Martina Chirilus-Bruckner Mathematical Institute
Solving the equation to trap light Keeping light trapped in a nanostructure. If we achieve that, we are an important step closer to building an optical computer. Martina ChirilusBruckner devotes herself to the analysis of partial differential equations and focuses, in particular, on solving one such equation that models light waves in a nanostructure. By Arnout Jaspers
Mathematician Martina Chirilus-Bruckner came to the Netherlands in 2009, as a post-doc at the CWI. After working in the US and Australia, she returned in 2014 to become assistant professor at the Mathematical Institute in Leiden.

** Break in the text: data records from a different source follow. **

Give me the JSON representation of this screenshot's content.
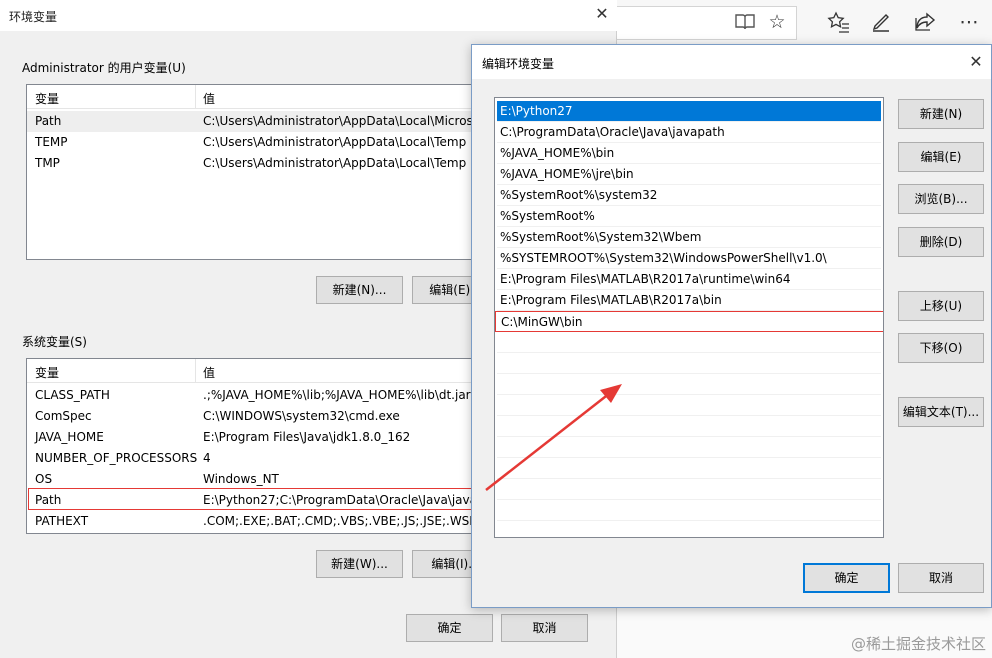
{
  "env_dialog": {
    "title": "环境变量",
    "user_group_label": "Administrator 的用户变量(U)",
    "user_vars": {
      "headers": [
        "变量",
        "值"
      ],
      "rows": [
        {
          "name": "Path",
          "value": "C:\\Users\\Administrator\\AppData\\Local\\Micros"
        },
        {
          "name": "TEMP",
          "value": "C:\\Users\\Administrator\\AppData\\Local\\Temp"
        },
        {
          "name": "TMP",
          "value": "C:\\Users\\Administrator\\AppData\\Local\\Temp"
        }
      ]
    },
    "user_buttons": {
      "new": "新建(N)...",
      "edit": "编辑(E)..."
    },
    "system_group_label": "系统变量(S)",
    "system_vars": {
      "headers": [
        "变量",
        "值"
      ],
      "rows": [
        {
          "name": "CLASS_PATH",
          "value": ".;%JAVA_HOME%\\lib;%JAVA_HOME%\\lib\\dt.jar"
        },
        {
          "name": "ComSpec",
          "value": "C:\\WINDOWS\\system32\\cmd.exe"
        },
        {
          "name": "JAVA_HOME",
          "value": "E:\\Program Files\\Java\\jdk1.8.0_162"
        },
        {
          "name": "NUMBER_OF_PROCESSORS",
          "value": "4"
        },
        {
          "name": "OS",
          "value": "Windows_NT"
        },
        {
          "name": "Path",
          "value": "E:\\Python27;C:\\ProgramData\\Oracle\\Java\\javap"
        },
        {
          "name": "PATHEXT",
          "value": ".COM;.EXE;.BAT;.CMD;.VBS;.VBE;.JS;.JSE;.WSF;.W"
        }
      ]
    },
    "system_buttons": {
      "new": "新建(W)...",
      "edit": "编辑(I)..."
    },
    "ok": "确定",
    "cancel": "取消"
  },
  "edit_dialog": {
    "title": "编辑环境变量",
    "entries": [
      "E:\\Python27",
      "C:\\ProgramData\\Oracle\\Java\\javapath",
      "%JAVA_HOME%\\bin",
      "%JAVA_HOME%\\jre\\bin",
      "%SystemRoot%\\system32",
      "%SystemRoot%",
      "%SystemRoot%\\System32\\Wbem",
      "%SYSTEMROOT%\\System32\\WindowsPowerShell\\v1.0\\",
      "E:\\Program Files\\MATLAB\\R2017a\\runtime\\win64",
      "E:\\Program Files\\MATLAB\\R2017a\\bin",
      "C:\\MinGW\\bin"
    ],
    "buttons": {
      "new": "新建(N)",
      "edit": "编辑(E)",
      "browse": "浏览(B)...",
      "delete": "删除(D)",
      "up": "上移(U)",
      "down": "下移(O)",
      "edit_text": "编辑文本(T)..."
    },
    "ok": "确定",
    "cancel": "取消"
  },
  "browser_icons": [
    "reading-view-icon",
    "favorite-star-icon",
    "favorites-list-icon",
    "pen-icon",
    "share-icon",
    "more-icon"
  ],
  "watermark": "@稀土掘金技术社区",
  "colors": {
    "selection": "#0078d7",
    "annotation_red": "#e53935"
  }
}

Light never stops. Even in glass, it travels at 200.000 km/h. So, in a hypothetical all-optical computer, how would you store information? It was already anticipated on that periodic nanostructures could act as ‘semi-conductors for light’. ChirilusBruckner’s research indicates that even fully localized standing light waves - so-called breathers - could ‘live’ inside s pecifically designed nanostructures. This would mean that photons, bits of light, can be trapped in tiny glass ‘cages’, like bits on a computer chip. “Doing research feels like a journey through the equations,” she says. To her, the mathematical world has a reality of its own. “I’m inspired, but not confined by worries about ‘Is this physical or not?’ I just play with the equations, hoping to find what turns out to be physical.” ‘Her’ equation is related to the famous Maxwell’s Equations. These describe electric and magnetic fields in time and space, including light, which is an electromagnetic wave. Although discovered more than 150 years ago, these equations still have not revealed all their secrets. In some sense, a ‘breather’ wave is like the vibration in a guitar string; a wave that ‘waves’ but does not go anywhere. However, in a guitar, the ends of the string don’t move because they are fixed. But can you tie down light? In mathematical terms: a certain partial differential equation must be found, such that breather solutions exist. Chirilus-Bruckner and her collaborators used a novel combination of two fields of mathe matics - invariant manifold and inverse spectral theory - to solve such a problem. “I get ideas and inspiration for my mathematical research from people who are involved in the physical realization of such structures,” she says. She keeps in touch with the Karlsruhe Institute of Technology and Boston University and with a group at the ETH Zürich who builds similar structures. She also hopes to find research partners in photonics in Leiden.